Assignment ▸ Word for word, please restate each record and pass over the pictures.

Data for analysis ▸
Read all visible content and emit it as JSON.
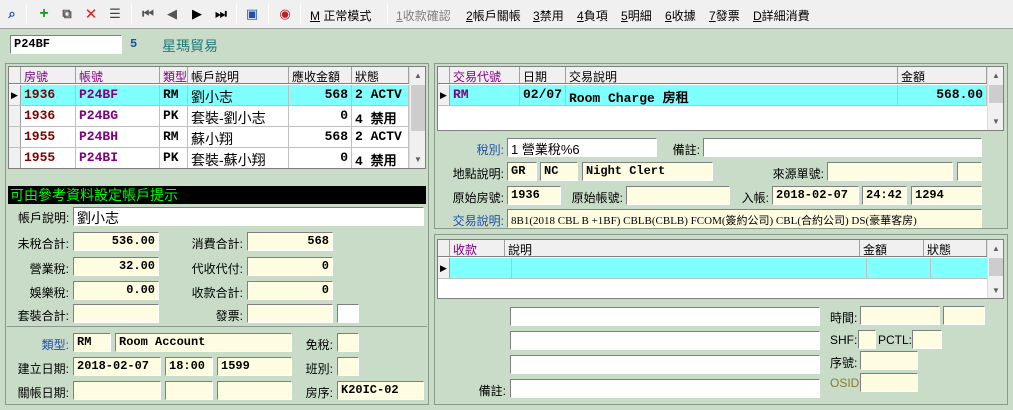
{
  "toolbar": {
    "mode_label": "正常模式",
    "mode_key": "M",
    "menu": [
      {
        "key": "1",
        "label": "收款確認",
        "enabled": false
      },
      {
        "key": "2",
        "label": "帳戶關帳",
        "enabled": true
      },
      {
        "key": "3",
        "label": "禁用",
        "enabled": true
      },
      {
        "key": "4",
        "label": "負項",
        "enabled": true
      },
      {
        "key": "5",
        "label": "明細",
        "enabled": true
      },
      {
        "key": "6",
        "label": "收據",
        "enabled": true
      },
      {
        "key": "7",
        "label": "發票",
        "enabled": true
      },
      {
        "key": "D",
        "label": "詳細消費",
        "enabled": true
      }
    ]
  },
  "header": {
    "account_code": "P24BF",
    "number": "5",
    "company": "星瑪貿易"
  },
  "accounts_grid": {
    "columns": [
      "房號",
      "帳號",
      "類型",
      "帳戶說明",
      "應收金額",
      "狀態"
    ],
    "rows": [
      [
        "1936",
        "P24BF",
        "RM",
        "劉小志",
        "568",
        "2 ACTV"
      ],
      [
        "1936",
        "P24BG",
        "PK",
        "套裝-劉小志",
        "0",
        "4 禁用"
      ],
      [
        "1955",
        "P24BH",
        "RM",
        "蘇小翔",
        "568",
        "2 ACTV"
      ],
      [
        "1955",
        "P24BI",
        "PK",
        "套裝-蘇小翔",
        "0",
        "4 禁用"
      ]
    ]
  },
  "hint_bar": "可由參考資料設定帳戶提示",
  "account_detail": {
    "desc_label": "帳戶說明:",
    "desc_value": "劉小志",
    "pretax_label": "未稅合計:",
    "pretax_value": "536.00",
    "consume_label": "消費合計:",
    "consume_value": "568",
    "tax_label": "營業稅:",
    "tax_value": "32.00",
    "collect_label": "代收代付:",
    "collect_value": "0",
    "ent_label": "娛樂稅:",
    "ent_value": "0.00",
    "receive_label": "收款合計:",
    "receive_value": "0",
    "pkg_label": "套裝合計:",
    "invoice_label": "發票:",
    "type_label": "類型:",
    "type_code": "RM",
    "type_desc": "Room Account",
    "exempt_label": "免稅:",
    "created_label": "建立日期:",
    "created_date": "2018-02-07",
    "created_time": "18:00",
    "created_id": "1599",
    "shift_label": "班別:",
    "close_label": "關帳日期:",
    "room_seq_label": "房序:",
    "room_seq_value": "K20IC-02"
  },
  "trans_grid": {
    "columns": [
      "交易代號",
      "日期",
      "交易說明",
      "金額"
    ],
    "rows": [
      [
        "RM",
        "02/07",
        "Room Charge 房租",
        "568.00"
      ]
    ]
  },
  "trans_detail": {
    "tax_label": "稅別:",
    "tax_value": "1 營業稅%6",
    "note_label": "備註:",
    "loc_label": "地點說明:",
    "loc_a": "GR",
    "loc_b": "NC",
    "loc_c": "Night Clert",
    "src_label": "來源單號:",
    "orig_room_label": "原始房號:",
    "orig_room_value": "1936",
    "orig_acct_label": "原始帳號:",
    "post_label": "入帳:",
    "post_date": "2018-02-07",
    "post_time": "24:42",
    "post_id": "1294",
    "tdesc_label": "交易說明:",
    "tdesc_value": "8B1(2018 CBL B +1BF) CBLB(CBLB) FCOM(簽約公司) CBL(合約公司) DS(豪華客房)"
  },
  "pay_grid": {
    "columns": [
      "收款",
      "說明",
      "金額",
      "狀態"
    ]
  },
  "pay_detail": {
    "note_label": "備註:",
    "time_label": "時間:",
    "shf_label": "SHF:",
    "pctl_label": "PCTL:",
    "seq_label": "序號:",
    "osid_label": "OSID:"
  },
  "colors": {
    "selected": "#80ffff",
    "field": "#fffde1",
    "bg": "#c8dcc8",
    "hint_bg": "#000000",
    "hint_fg": "#00ff00"
  }
}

Result for this task ▸
Read all visible content and emit it as JSON.
{
  "toolbar": {
    "mode_label": "正常模式",
    "mode_key": "M",
    "menu": [
      {
        "key": "1",
        "label": "收款確認",
        "enabled": false
      },
      {
        "key": "2",
        "label": "帳戶關帳",
        "enabled": true
      },
      {
        "key": "3",
        "label": "禁用",
        "enabled": true
      },
      {
        "key": "4",
        "label": "負項",
        "enabled": true
      },
      {
        "key": "5",
        "label": "明細",
        "enabled": true
      },
      {
        "key": "6",
        "label": "收據",
        "enabled": true
      },
      {
        "key": "7",
        "label": "發票",
        "enabled": true
      },
      {
        "key": "D",
        "label": "詳細消費",
        "enabled": true
      }
    ]
  },
  "header": {
    "account_code": "P24BF",
    "number": "5",
    "company": "星瑪貿易"
  },
  "accounts_grid": {
    "columns": [
      "房號",
      "帳號",
      "類型",
      "帳戶說明",
      "應收金額",
      "狀態"
    ],
    "rows": [
      [
        "1936",
        "P24BF",
        "RM",
        "劉小志",
        "568",
        "2 ACTV"
      ],
      [
        "1936",
        "P24BG",
        "PK",
        "套裝-劉小志",
        "0",
        "4 禁用"
      ],
      [
        "1955",
        "P24BH",
        "RM",
        "蘇小翔",
        "568",
        "2 ACTV"
      ],
      [
        "1955",
        "P24BI",
        "PK",
        "套裝-蘇小翔",
        "0",
        "4 禁用"
      ]
    ]
  },
  "hint_bar": "可由參考資料設定帳戶提示",
  "account_detail": {
    "desc_label": "帳戶說明:",
    "desc_value": "劉小志",
    "pretax_label": "未稅合計:",
    "pretax_value": "536.00",
    "consume_label": "消費合計:",
    "consume_value": "568",
    "tax_label": "營業稅:",
    "tax_value": "32.00",
    "collect_label": "代收代付:",
    "collect_value": "0",
    "ent_label": "娛樂稅:",
    "ent_value": "0.00",
    "receive_label": "收款合計:",
    "receive_value": "0",
    "pkg_label": "套裝合計:",
    "invoice_label": "發票:",
    "type_label": "類型:",
    "type_code": "RM",
    "type_desc": "Room Account",
    "exempt_label": "免稅:",
    "created_label": "建立日期:",
    "created_date": "2018-02-07",
    "created_time": "18:00",
    "created_id": "1599",
    "shift_label": "班別:",
    "close_label": "關帳日期:",
    "room_seq_label": "房序:",
    "room_seq_value": "K20IC-02"
  },
  "trans_grid": {
    "columns": [
      "交易代號",
      "日期",
      "交易說明",
      "金額"
    ],
    "rows": [
      [
        "RM",
        "02/07",
        "Room Charge 房租",
        "568.00"
      ]
    ]
  },
  "trans_detail": {
    "tax_label": "稅別:",
    "tax_value": "1 營業稅%6",
    "note_label": "備註:",
    "loc_label": "地點說明:",
    "loc_a": "GR",
    "loc_b": "NC",
    "loc_c": "Night Clert",
    "src_label": "來源單號:",
    "orig_room_label": "原始房號:",
    "orig_room_value": "1936",
    "orig_acct_label": "原始帳號:",
    "post_label": "入帳:",
    "post_date": "2018-02-07",
    "post_time": "24:42",
    "post_id": "1294",
    "tdesc_label": "交易說明:",
    "tdesc_value": "8B1(2018 CBL B +1BF) CBLB(CBLB) FCOM(簽約公司) CBL(合約公司) DS(豪華客房)"
  },
  "pay_grid": {
    "columns": [
      "收款",
      "說明",
      "金額",
      "狀態"
    ]
  },
  "pay_detail": {
    "note_label": "備註:",
    "time_label": "時間:",
    "shf_label": "SHF:",
    "pctl_label": "PCTL:",
    "seq_label": "序號:",
    "osid_label": "OSID:"
  },
  "colors": {
    "selected": "#80ffff",
    "field": "#fffde1",
    "bg": "#c8dcc8",
    "hint_bg": "#000000",
    "hint_fg": "#00ff00"
  }
}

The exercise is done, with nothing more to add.